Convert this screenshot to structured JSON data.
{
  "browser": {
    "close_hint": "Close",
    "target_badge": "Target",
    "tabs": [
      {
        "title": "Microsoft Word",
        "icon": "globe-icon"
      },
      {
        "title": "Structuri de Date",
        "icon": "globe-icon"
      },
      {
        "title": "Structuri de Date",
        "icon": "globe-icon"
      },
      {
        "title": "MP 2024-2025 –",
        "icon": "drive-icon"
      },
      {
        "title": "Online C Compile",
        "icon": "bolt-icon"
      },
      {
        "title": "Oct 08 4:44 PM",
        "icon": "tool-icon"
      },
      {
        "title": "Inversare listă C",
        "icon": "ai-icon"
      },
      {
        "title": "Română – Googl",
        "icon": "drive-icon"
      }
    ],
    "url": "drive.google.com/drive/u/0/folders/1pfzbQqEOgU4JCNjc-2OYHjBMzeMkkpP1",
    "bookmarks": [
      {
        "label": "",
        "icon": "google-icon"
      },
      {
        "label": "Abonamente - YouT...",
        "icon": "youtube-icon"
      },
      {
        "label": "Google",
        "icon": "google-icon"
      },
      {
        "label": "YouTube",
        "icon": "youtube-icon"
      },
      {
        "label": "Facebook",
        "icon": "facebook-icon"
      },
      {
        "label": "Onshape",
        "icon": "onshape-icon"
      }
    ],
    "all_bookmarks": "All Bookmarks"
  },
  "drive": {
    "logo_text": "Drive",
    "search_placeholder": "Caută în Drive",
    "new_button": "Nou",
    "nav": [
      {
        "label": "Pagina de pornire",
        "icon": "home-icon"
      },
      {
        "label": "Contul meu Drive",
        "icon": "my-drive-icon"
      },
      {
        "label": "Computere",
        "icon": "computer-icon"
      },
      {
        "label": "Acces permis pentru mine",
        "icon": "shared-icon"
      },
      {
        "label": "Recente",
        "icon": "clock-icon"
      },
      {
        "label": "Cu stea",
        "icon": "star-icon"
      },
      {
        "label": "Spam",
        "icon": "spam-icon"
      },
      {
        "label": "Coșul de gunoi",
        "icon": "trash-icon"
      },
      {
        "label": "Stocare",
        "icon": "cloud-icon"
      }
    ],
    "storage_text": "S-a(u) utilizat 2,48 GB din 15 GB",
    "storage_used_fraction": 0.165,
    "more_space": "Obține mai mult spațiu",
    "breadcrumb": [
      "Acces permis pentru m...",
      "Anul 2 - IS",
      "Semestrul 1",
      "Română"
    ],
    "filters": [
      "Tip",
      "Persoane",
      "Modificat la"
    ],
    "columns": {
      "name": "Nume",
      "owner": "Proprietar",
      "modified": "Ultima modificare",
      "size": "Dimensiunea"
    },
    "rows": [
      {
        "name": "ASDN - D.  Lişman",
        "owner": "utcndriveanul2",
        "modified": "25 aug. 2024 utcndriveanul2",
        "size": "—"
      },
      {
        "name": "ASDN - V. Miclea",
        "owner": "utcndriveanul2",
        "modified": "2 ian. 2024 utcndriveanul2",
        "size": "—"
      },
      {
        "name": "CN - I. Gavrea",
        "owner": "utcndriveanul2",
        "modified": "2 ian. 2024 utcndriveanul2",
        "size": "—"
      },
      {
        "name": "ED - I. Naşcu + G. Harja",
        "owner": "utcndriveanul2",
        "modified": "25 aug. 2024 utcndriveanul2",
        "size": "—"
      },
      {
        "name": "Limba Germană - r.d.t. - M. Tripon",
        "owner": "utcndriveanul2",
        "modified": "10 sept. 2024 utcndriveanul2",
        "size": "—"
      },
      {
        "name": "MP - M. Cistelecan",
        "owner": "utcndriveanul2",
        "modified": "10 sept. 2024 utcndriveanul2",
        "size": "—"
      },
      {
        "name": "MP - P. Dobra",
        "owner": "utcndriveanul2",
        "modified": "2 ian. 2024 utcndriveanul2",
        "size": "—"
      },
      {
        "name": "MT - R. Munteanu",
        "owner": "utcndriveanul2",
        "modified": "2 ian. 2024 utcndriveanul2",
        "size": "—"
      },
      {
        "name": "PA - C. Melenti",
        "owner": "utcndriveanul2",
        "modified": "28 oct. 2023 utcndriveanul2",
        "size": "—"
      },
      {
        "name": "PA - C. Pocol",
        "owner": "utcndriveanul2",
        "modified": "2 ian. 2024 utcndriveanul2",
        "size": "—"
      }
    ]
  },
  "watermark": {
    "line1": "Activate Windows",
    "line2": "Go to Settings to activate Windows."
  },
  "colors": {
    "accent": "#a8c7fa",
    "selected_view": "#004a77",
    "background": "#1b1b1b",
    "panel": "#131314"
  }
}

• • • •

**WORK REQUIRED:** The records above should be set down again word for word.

**YOUR RESPONSE:**
Convert this screenshot to structured JSON data.
{
  "browser": {
    "close_hint": "Close",
    "target_badge": "Target",
    "tabs": [
      {
        "title": "Microsoft Word",
        "icon": "globe-icon"
      },
      {
        "title": "Structuri de Date",
        "icon": "globe-icon"
      },
      {
        "title": "Structuri de Date",
        "icon": "globe-icon"
      },
      {
        "title": "MP 2024-2025 –",
        "icon": "drive-icon"
      },
      {
        "title": "Online C Compile",
        "icon": "bolt-icon"
      },
      {
        "title": "Oct 08 4:44 PM",
        "icon": "tool-icon"
      },
      {
        "title": "Inversare listă C",
        "icon": "ai-icon"
      },
      {
        "title": "Română – Googl",
        "icon": "drive-icon"
      }
    ],
    "url": "drive.google.com/drive/u/0/folders/1pfzbQqEOgU4JCNjc-2OYHjBMzeMkkpP1",
    "bookmarks": [
      {
        "label": "",
        "icon": "google-icon"
      },
      {
        "label": "Abonamente - YouT...",
        "icon": "youtube-icon"
      },
      {
        "label": "Google",
        "icon": "google-icon"
      },
      {
        "label": "YouTube",
        "icon": "youtube-icon"
      },
      {
        "label": "Facebook",
        "icon": "facebook-icon"
      },
      {
        "label": "Onshape",
        "icon": "onshape-icon"
      }
    ],
    "all_bookmarks": "All Bookmarks"
  },
  "drive": {
    "logo_text": "Drive",
    "search_placeholder": "Caută în Drive",
    "new_button": "Nou",
    "nav": [
      {
        "label": "Pagina de pornire",
        "icon": "home-icon"
      },
      {
        "label": "Contul meu Drive",
        "icon": "my-drive-icon"
      },
      {
        "label": "Computere",
        "icon": "computer-icon"
      },
      {
        "label": "Acces permis pentru mine",
        "icon": "shared-icon"
      },
      {
        "label": "Recente",
        "icon": "clock-icon"
      },
      {
        "label": "Cu stea",
        "icon": "star-icon"
      },
      {
        "label": "Spam",
        "icon": "spam-icon"
      },
      {
        "label": "Coșul de gunoi",
        "icon": "trash-icon"
      },
      {
        "label": "Stocare",
        "icon": "cloud-icon"
      }
    ],
    "storage_text": "S-a(u) utilizat 2,48 GB din 15 GB",
    "storage_used_fraction": 0.165,
    "more_space": "Obține mai mult spațiu",
    "breadcrumb": [
      "Acces permis pentru m...",
      "Anul 2 - IS",
      "Semestrul 1",
      "Română"
    ],
    "filters": [
      "Tip",
      "Persoane",
      "Modificat la"
    ],
    "columns": {
      "name": "Nume",
      "owner": "Proprietar",
      "modified": "Ultima modificare",
      "size": "Dimensiunea"
    },
    "rows": [
      {
        "name": "ASDN - D.  Lişman",
        "owner": "utcndriveanul2",
        "modified": "25 aug. 2024 utcndriveanul2",
        "size": "—"
      },
      {
        "name": "ASDN - V. Miclea",
        "owner": "utcndriveanul2",
        "modified": "2 ian. 2024 utcndriveanul2",
        "size": "—"
      },
      {
        "name": "CN - I. Gavrea",
        "owner": "utcndriveanul2",
        "modified": "2 ian. 2024 utcndriveanul2",
        "size": "—"
      },
      {
        "name": "ED - I. Naşcu + G. Harja",
        "owner": "utcndriveanul2",
        "modified": "25 aug. 2024 utcndriveanul2",
        "size": "—"
      },
      {
        "name": "Limba Germană - r.d.t. - M. Tripon",
        "owner": "utcndriveanul2",
        "modified": "10 sept. 2024 utcndriveanul2",
        "size": "—"
      },
      {
        "name": "MP - M. Cistelecan",
        "owner": "utcndriveanul2",
        "modified": "10 sept. 2024 utcndriveanul2",
        "size": "—"
      },
      {
        "name": "MP - P. Dobra",
        "owner": "utcndriveanul2",
        "modified": "2 ian. 2024 utcndriveanul2",
        "size": "—"
      },
      {
        "name": "MT - R. Munteanu",
        "owner": "utcndriveanul2",
        "modified": "2 ian. 2024 utcndriveanul2",
        "size": "—"
      },
      {
        "name": "PA - C. Melenti",
        "owner": "utcndriveanul2",
        "modified": "28 oct. 2023 utcndriveanul2",
        "size": "—"
      },
      {
        "name": "PA - C. Pocol",
        "owner": "utcndriveanul2",
        "modified": "2 ian. 2024 utcndriveanul2",
        "size": "—"
      }
    ]
  },
  "watermark": {
    "line1": "Activate Windows",
    "line2": "Go to Settings to activate Windows."
  },
  "colors": {
    "accent": "#a8c7fa",
    "selected_view": "#004a77",
    "background": "#1b1b1b",
    "panel": "#131314"
  }
}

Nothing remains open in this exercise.